[Web page and app entries]
..............................
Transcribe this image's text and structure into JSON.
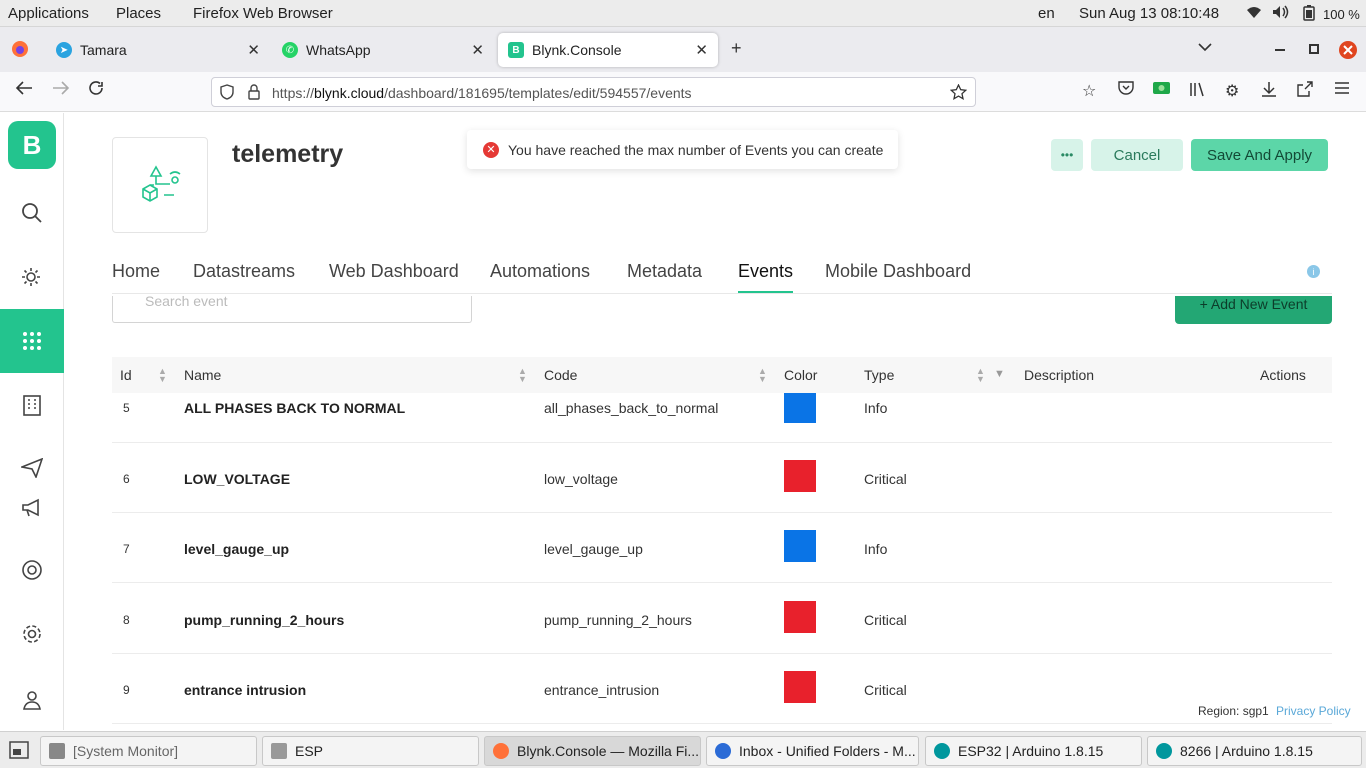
{
  "system": {
    "applications": "Applications",
    "places": "Places",
    "browser": "Firefox Web Browser",
    "lang": "en",
    "datetime": "Sun Aug 13  08:10:48",
    "battery": "100 %"
  },
  "browser": {
    "tabs": [
      {
        "label": "Tamara"
      },
      {
        "label": "WhatsApp"
      },
      {
        "label": "Blynk.Console"
      }
    ],
    "new_tab": "+",
    "url_domain": "blynk.cloud",
    "url_prefix": "https://",
    "url_path": "/dashboard/181695/templates/edit/594557/events"
  },
  "app": {
    "logo": "B",
    "template_title": "telemetry",
    "toast": "You have reached the max number of Events you can create",
    "more_label": "•••",
    "cancel_label": "Cancel",
    "save_label": "Save And Apply",
    "tabs": [
      "Home",
      "Datastreams",
      "Web Dashboard",
      "Automations",
      "Metadata",
      "Events",
      "Mobile Dashboard"
    ],
    "active_tab": "Events",
    "search_placeholder": "Search event",
    "add_event_label": "+  Add New Event",
    "columns": [
      "Id",
      "Name",
      "Code",
      "Color",
      "Type",
      "Description",
      "Actions"
    ],
    "rows": [
      {
        "id": "5",
        "name": "ALL PHASES BACK TO NORMAL",
        "code": "all_phases_back_to_normal",
        "color": "#0a74e6",
        "type": "Info"
      },
      {
        "id": "6",
        "name": "LOW_VOLTAGE",
        "code": "low_voltage",
        "color": "#e8212c",
        "type": "Critical"
      },
      {
        "id": "7",
        "name": "level_gauge_up",
        "code": "level_gauge_up",
        "color": "#0a74e6",
        "type": "Info"
      },
      {
        "id": "8",
        "name": "pump_running_2_hours",
        "code": "pump_running_2_hours",
        "color": "#e8212c",
        "type": "Critical"
      },
      {
        "id": "9",
        "name": "entrance intrusion",
        "code": "entrance_intrusion",
        "color": "#e8212c",
        "type": "Critical"
      }
    ],
    "region": "Region: sgp1",
    "privacy": "Privacy Policy"
  },
  "taskbar": [
    {
      "label": "[System Monitor]"
    },
    {
      "label": "ESP"
    },
    {
      "label": "Blynk.Console — Mozilla Fi..."
    },
    {
      "label": "Inbox - Unified Folders - M..."
    },
    {
      "label": "ESP32 | Arduino 1.8.15"
    },
    {
      "label": "8266 | Arduino 1.8.15"
    }
  ],
  "colors": {
    "brand": "#23c48e",
    "info": "#0a74e6",
    "critical": "#e8212c"
  }
}
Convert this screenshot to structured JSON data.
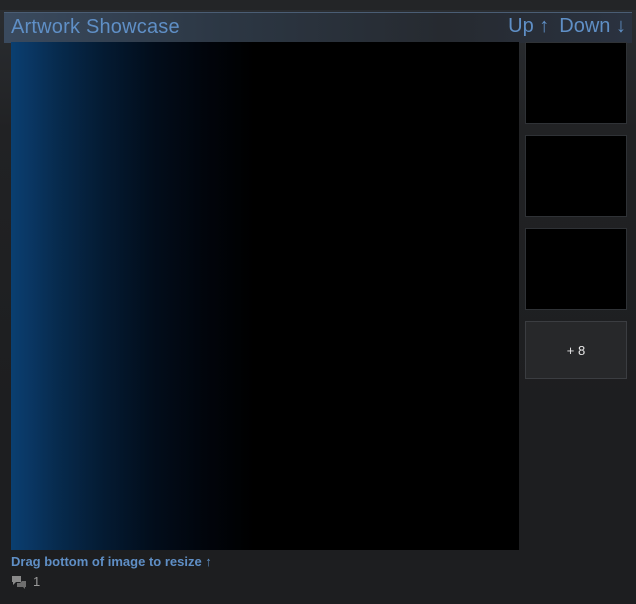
{
  "showcase": {
    "title": "Artwork Showcase",
    "up_label": "Up ↑",
    "down_label": "Down ↓",
    "more_label": "+ 8",
    "resize_hint": "Drag bottom of image to resize ↑",
    "comment_count": "1"
  },
  "icons": {
    "comment": "comment-bubbles-icon"
  },
  "colors": {
    "accent": "#5f8fc6",
    "background": "#1b1c1e"
  }
}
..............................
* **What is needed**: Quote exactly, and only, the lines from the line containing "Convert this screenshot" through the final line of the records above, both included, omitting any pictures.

* **Answer for this exercise**:
Convert this screenshot to structured JSON data.
{
  "showcase": {
    "title": "Artwork Showcase",
    "up_label": "Up ↑",
    "down_label": "Down ↓",
    "more_label": "+ 8",
    "resize_hint": "Drag bottom of image to resize ↑",
    "comment_count": "1"
  },
  "icons": {
    "comment": "comment-bubbles-icon"
  },
  "colors": {
    "accent": "#5f8fc6",
    "background": "#1b1c1e"
  }
}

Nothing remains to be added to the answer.